> EXERCISE DESCRIPTION: In the entries that follow, find the word "Clients" and report each line it is on.

•••••

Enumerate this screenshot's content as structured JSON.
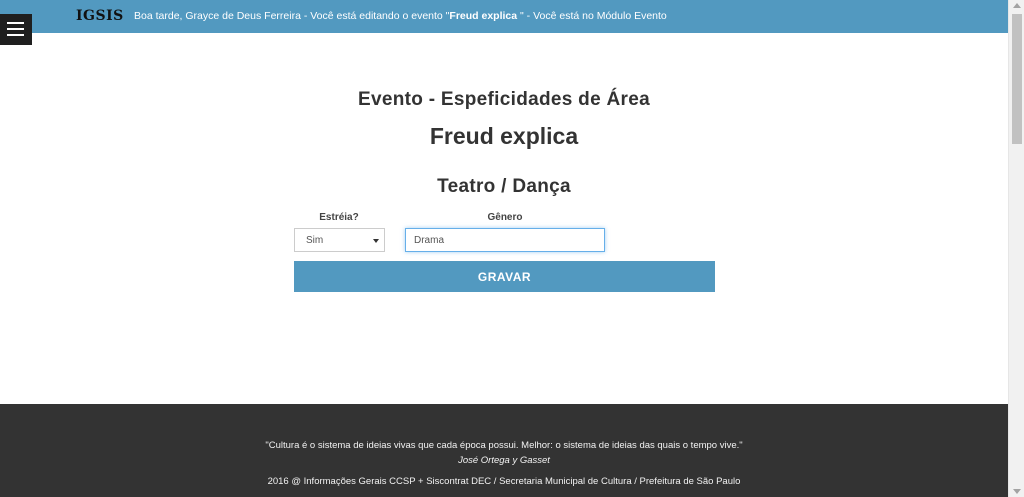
{
  "header": {
    "logo": "IGSIS",
    "greeting": "Boa tarde, Grayce de Deus Ferreira - Você está editando o evento \"",
    "event_bold": "Freud explica",
    "greeting_end": " \" - Você está no Módulo Evento"
  },
  "main": {
    "section_title": "Evento - Espeficidades de Área",
    "event_name": "Freud explica",
    "area_title": "Teatro / Dança",
    "form": {
      "estreia_label": "Estréia?",
      "estreia_value": "Sim",
      "genero_label": "Gênero",
      "genero_value": "Drama",
      "submit_label": "GRAVAR"
    }
  },
  "footer": {
    "quote": "\"Cultura é o sistema de ideias vivas que cada época possui. Melhor: o sistema de ideias das quais o tempo vive.\"",
    "author": "José Ortega y Gasset",
    "copyright": "2016 @ Informações Gerais CCSP + Siscontrat DEC / Secretaria Municipal de Cultura / Prefeitura de São Paulo"
  },
  "colors": {
    "accent": "#5299c0",
    "footer_bg": "#333333",
    "menu_bg": "#1f1f1f"
  }
}
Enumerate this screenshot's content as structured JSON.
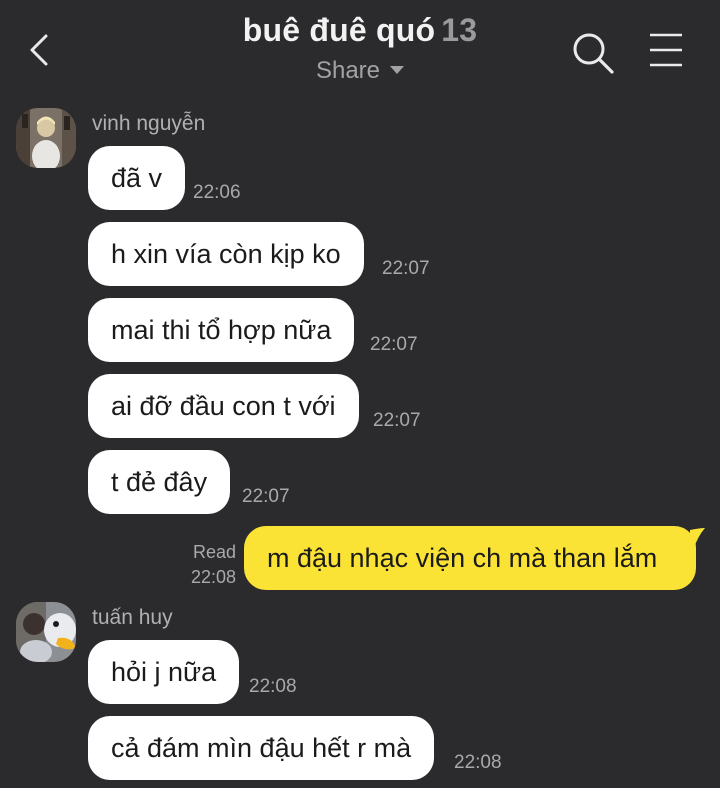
{
  "header": {
    "title": "buê đuê quó",
    "member_count": "13",
    "share_label": "Share",
    "back_icon": "chevron-left-icon",
    "search_icon": "search-icon",
    "menu_icon": "hamburger-menu-icon"
  },
  "colors": {
    "background": "#2b2b2d",
    "incoming_bubble": "#ffffff",
    "outgoing_bubble": "#fbe336",
    "muted_text": "#a9a9ab"
  },
  "messages": {
    "group1": {
      "sender": "vinh nguyễn",
      "items": [
        {
          "text": "đã v",
          "time": "22:06"
        },
        {
          "text": "h xin vía còn kịp ko",
          "time": "22:07"
        },
        {
          "text": "mai thi tổ hợp nữa",
          "time": "22:07"
        },
        {
          "text": "ai đỡ đầu con t với",
          "time": "22:07"
        },
        {
          "text": "t đẻ đây",
          "time": "22:07"
        }
      ]
    },
    "mine": {
      "text": "m đậu nhạc viện ch mà than lắm",
      "status": "Read",
      "time": "22:08"
    },
    "group2": {
      "sender": "tuấn huy",
      "items": [
        {
          "text": "hỏi j nữa",
          "time": "22:08"
        },
        {
          "text": "cả đám mìn đậu hết r mà",
          "time": "22:08"
        }
      ]
    }
  }
}
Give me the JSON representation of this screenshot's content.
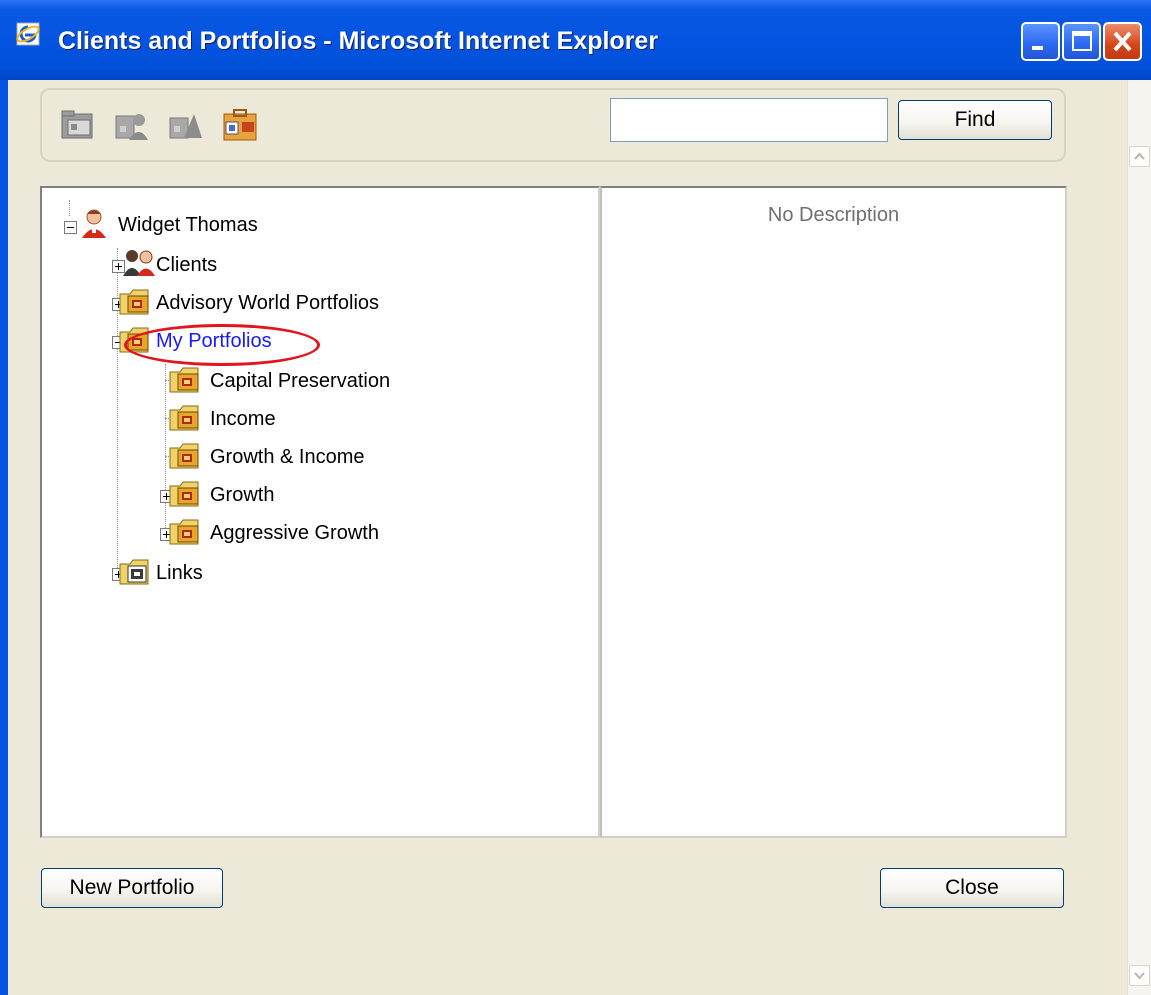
{
  "window": {
    "title": "Clients and Portfolios - Microsoft Internet Explorer"
  },
  "search": {
    "value": "",
    "placeholder": "",
    "find_label": "Find"
  },
  "toolbar_icons": [
    "folder-icon",
    "client-icon",
    "alert-icon",
    "portfolio-icon"
  ],
  "tree": {
    "root": "Widget Thomas",
    "clients": "Clients",
    "advisory": "Advisory World Portfolios",
    "my_portfolios": "My Portfolios",
    "capital": "Capital Preservation",
    "income": "Income",
    "growth_income": "Growth & Income",
    "growth": "Growth",
    "aggressive": "Aggressive Growth",
    "links": "Links"
  },
  "description": {
    "text": "No Description"
  },
  "buttons": {
    "new_portfolio": "New Portfolio",
    "close": "Close"
  },
  "colors": {
    "selected_text": "#1a1aff",
    "highlight": "#e3141c",
    "titlebar": "#0454e1"
  }
}
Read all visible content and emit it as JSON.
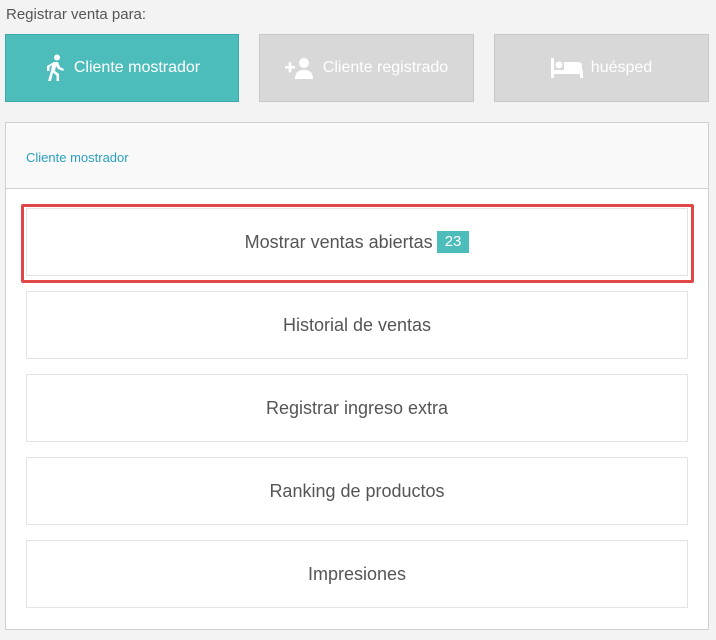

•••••

> SOLUTION TO THIS EXERCISE:
    "title": "Clients and Portfolios - Microsoft Internet Explorer"
    "clients": "Clients",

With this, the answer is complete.